Wear this beaded ribbon to show your support for the U.S. military, to celebrate the Fourth of July, or in observance of September 11. It uses a two-bead version of square stitch in which you stitch two beads at a time instead of one.
Tip: By switching bead colors, you can use this pattern to create the awareness ribbon of your choice.
1. Gather Your Beads
You can use any hues of red, white, and blue beads for your ribbon. I chose the following colors, which give the ribbon a subtle vintage look:
- 0.5 grams of size 11/0 Miyuki Delica cylinder beads in garnet gold luster; DB-0105 (A)
- 0.5 grams of size 11/0 Delicas in opaque bisque white ceylon; DB-1530 (B)
- 0.5 grams of size 11/0 Delicas in opaque periwinkle; DB-0730 (C)
The bolded capital letters above correspond with the bead key for the pattern chart below.
2. Gather Your Other Supplies
To stitch your beaded ribbon and turn it into a pin that you can wear, you'll also need the following supplies:
- A size 10 beading needle
- Size D nylon beading thread in blue (I used C-lon in sky blue)
- Thread conditioner, such as Thread Heaven
- A Mini Bead Stopper
- Optional beading supplies of your choice, such as a thread burner, bead dishes, and bead mat
- Cyanoacrylate glue, such as Krazy Glue
- Multi-purpose, clear craft glue, such as E6000
- Rubbing alcohol and cotton balls, pads, and/or swabs
- A 3/4-inch long gluable metal pin back
3. Review the Pattern Chart
The pattern chart for this design is very simple: it consists of three solid, vertical stripes of color, which run evenly along the entire length of the beadwork.
Please click on the image on the left for a larger view. To complete the beadwork, you'll need to repeat this pattern twice, for a total of 46 rows. Although you can stitch the pattern using either single-bead or two-bead square stitch, we'll use the two-bead method to give each stripe a more cohesive look.
4. Pick Up All of the Beads for the First Row
After preparing your needle and thread, attach the Mini Bead Stopper to the thread six to eight inches from the end. This will keep your beads from falling off for the first two rows of square stitch.
Pick up all of the beads for the first row -- 2A, 2B, 2C -- and slide them down against the Mini Bead Stopper.
5. Stitch the First Two Beads in the Second Row
To begin the second row, pick up 2C, pass through the last 2C in the first row, pass through the former 2C again, and pull the thread taut. (In single-bead square stitch, you would only pick up and stitch one bead.)
6. Stitch the Next Set of Two Beads
Now pick up 2B, pass through the matching 2B from the first row, pass through the former 2B again, and pull the thread taut.
7. Stitch the Final Set of Two Beads in the Second Row
Pick up 2A, pass through the matching 2A from the first row, pass through the former 2A again, and pull the thread taut. This completes the second row of square stitch.
You can now remove the Mini Bead Stopper, since the beads are all locked in place by stitches.

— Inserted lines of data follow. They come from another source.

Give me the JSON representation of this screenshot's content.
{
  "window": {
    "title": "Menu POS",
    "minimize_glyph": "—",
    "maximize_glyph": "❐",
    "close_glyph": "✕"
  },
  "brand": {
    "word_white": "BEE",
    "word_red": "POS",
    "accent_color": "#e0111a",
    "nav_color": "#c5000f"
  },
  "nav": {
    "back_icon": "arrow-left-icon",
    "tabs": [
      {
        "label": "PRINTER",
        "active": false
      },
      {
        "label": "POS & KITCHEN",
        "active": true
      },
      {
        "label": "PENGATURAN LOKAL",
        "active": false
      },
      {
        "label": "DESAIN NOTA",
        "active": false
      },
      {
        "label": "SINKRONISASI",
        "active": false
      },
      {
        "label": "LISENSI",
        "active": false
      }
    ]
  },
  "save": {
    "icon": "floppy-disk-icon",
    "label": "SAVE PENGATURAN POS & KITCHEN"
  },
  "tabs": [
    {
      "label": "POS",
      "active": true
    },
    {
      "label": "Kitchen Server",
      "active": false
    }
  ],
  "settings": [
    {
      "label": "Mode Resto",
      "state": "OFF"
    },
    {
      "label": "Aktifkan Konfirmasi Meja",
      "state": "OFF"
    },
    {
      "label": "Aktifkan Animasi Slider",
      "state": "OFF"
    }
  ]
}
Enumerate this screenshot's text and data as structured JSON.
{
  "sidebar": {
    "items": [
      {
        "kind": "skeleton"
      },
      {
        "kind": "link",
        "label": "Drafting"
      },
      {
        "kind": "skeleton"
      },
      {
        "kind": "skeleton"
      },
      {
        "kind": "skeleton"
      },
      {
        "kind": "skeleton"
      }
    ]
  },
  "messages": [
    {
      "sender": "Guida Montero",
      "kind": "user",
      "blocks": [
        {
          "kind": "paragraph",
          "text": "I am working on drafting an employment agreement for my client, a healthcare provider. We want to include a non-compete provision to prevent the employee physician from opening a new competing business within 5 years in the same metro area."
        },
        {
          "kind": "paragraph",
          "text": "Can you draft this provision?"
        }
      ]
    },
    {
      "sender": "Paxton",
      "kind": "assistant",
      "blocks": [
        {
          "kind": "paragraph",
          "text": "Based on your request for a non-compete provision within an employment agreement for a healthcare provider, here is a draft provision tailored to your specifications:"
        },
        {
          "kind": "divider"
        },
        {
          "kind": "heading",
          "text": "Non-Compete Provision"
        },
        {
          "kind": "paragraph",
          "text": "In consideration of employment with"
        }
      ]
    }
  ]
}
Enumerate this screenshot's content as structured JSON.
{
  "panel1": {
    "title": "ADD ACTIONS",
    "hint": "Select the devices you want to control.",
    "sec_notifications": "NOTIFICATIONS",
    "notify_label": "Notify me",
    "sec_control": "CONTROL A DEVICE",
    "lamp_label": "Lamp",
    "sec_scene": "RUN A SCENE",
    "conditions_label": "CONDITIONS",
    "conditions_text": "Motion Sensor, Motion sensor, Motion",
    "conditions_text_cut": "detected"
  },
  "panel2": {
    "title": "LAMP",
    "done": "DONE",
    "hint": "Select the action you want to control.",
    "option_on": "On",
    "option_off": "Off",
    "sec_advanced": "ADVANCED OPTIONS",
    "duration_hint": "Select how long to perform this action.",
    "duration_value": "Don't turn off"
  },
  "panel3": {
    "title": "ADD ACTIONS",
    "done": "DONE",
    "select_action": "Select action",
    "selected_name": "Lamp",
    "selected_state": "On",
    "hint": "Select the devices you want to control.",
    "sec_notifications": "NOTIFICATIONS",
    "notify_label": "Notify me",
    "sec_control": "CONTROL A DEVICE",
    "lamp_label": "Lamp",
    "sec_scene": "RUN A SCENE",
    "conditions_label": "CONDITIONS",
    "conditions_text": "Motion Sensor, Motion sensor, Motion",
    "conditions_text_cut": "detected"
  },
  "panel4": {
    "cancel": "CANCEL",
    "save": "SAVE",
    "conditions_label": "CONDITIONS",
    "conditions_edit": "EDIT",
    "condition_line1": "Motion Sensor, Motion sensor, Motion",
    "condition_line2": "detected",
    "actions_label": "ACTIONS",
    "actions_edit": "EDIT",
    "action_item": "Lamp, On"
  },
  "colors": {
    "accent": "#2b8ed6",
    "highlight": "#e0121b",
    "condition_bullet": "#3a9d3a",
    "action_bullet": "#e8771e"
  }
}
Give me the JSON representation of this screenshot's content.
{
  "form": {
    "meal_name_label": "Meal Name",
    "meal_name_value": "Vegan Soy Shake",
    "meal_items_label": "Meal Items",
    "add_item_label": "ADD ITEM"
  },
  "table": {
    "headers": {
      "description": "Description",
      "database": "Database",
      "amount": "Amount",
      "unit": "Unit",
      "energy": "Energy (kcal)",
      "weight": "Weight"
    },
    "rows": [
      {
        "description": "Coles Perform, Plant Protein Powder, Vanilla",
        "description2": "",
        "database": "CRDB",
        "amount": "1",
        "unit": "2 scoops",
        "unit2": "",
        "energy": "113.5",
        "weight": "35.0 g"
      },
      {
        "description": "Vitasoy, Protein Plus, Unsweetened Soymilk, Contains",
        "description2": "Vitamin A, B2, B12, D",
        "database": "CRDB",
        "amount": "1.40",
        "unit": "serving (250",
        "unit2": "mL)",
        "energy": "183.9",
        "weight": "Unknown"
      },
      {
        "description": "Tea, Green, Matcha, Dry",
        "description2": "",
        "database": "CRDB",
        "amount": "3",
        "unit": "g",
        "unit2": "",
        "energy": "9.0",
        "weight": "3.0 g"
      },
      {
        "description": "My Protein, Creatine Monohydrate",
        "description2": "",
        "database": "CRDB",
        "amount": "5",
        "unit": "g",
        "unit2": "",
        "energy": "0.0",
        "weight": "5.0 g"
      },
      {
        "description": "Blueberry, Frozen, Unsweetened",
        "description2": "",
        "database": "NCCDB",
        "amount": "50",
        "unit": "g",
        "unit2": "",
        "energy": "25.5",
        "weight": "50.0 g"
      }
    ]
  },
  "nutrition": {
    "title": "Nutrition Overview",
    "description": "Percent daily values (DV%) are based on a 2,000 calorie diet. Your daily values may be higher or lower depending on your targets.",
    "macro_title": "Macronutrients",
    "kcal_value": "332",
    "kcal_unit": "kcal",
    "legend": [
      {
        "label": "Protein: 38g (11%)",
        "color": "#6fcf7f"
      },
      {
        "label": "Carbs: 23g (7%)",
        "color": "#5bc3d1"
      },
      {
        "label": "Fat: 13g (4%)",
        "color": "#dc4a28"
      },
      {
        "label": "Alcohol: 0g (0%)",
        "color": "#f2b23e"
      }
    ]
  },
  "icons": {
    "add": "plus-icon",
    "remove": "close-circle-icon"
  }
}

8. Reinforce the First and Second Rows
Reinforce the first and second rows of beadwork by passing through each row again, using the thread path shown in the image on the left.
9. Stitch the First Set of Two Beads in the Third Row
Pick up another 2A, pass through the matching 2A from the previous row, pass through the former 2A again, and pull the thread taut.
10. Continue Stitching Two-Bead Square Stitch
Continue stitching back and forth, one row at a time. After every other row, go back and reinforce the previous two rows, like you did in Step 8. This reinforcement tightens up the beads and gives the ribbon a more solid look and feel.
Tip: An easy way to remember when to reinforce is to do so after stitching each pair of C (blue) beads.
If you reach a point where you only have six to eight inches of thread remaining, stop and add a new length of thread.
Stop stitching when you have a total of 46 rows. Be sure to reinforce the very last row.
The photo on the left shows how you should hold your beadwork while you make stitches.